### Dataset records:
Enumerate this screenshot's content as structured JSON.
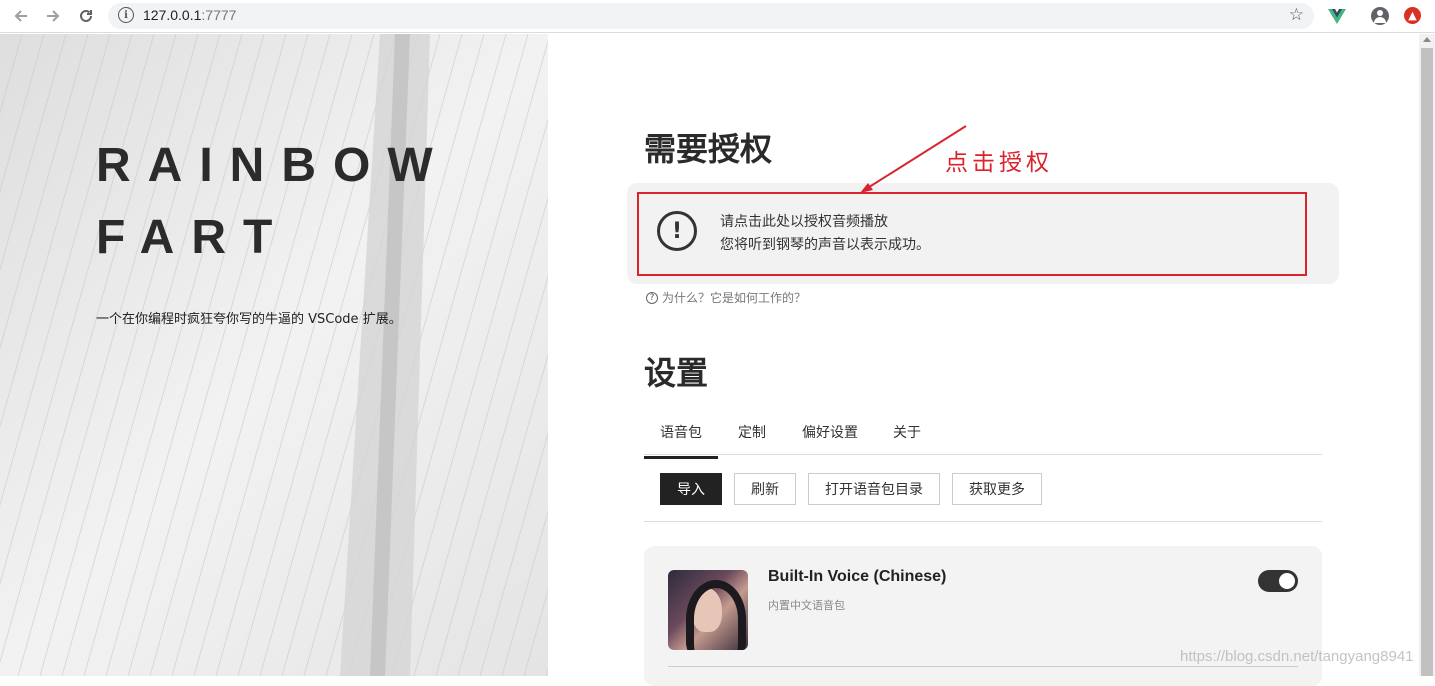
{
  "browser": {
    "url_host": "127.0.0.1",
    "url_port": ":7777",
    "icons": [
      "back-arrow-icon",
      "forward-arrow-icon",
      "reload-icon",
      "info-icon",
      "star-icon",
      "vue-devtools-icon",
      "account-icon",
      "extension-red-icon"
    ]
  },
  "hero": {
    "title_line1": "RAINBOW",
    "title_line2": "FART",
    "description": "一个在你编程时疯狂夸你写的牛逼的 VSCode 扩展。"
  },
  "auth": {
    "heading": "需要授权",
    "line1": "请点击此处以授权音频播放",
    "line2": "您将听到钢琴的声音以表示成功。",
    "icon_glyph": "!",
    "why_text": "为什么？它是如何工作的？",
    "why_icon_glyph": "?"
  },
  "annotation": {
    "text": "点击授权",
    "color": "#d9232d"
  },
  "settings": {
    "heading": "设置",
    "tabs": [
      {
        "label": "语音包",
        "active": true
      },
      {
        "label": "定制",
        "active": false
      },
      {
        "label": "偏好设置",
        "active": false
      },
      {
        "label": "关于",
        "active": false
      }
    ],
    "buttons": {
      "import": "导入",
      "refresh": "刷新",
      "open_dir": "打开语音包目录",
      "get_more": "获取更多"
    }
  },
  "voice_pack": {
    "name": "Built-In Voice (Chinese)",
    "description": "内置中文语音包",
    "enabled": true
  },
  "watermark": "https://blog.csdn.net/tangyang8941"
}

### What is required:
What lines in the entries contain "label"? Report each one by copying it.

### Response box:
        "label": "语音包",
        "label": "定制",
        "label": "偏好设置",
        "label": "关于",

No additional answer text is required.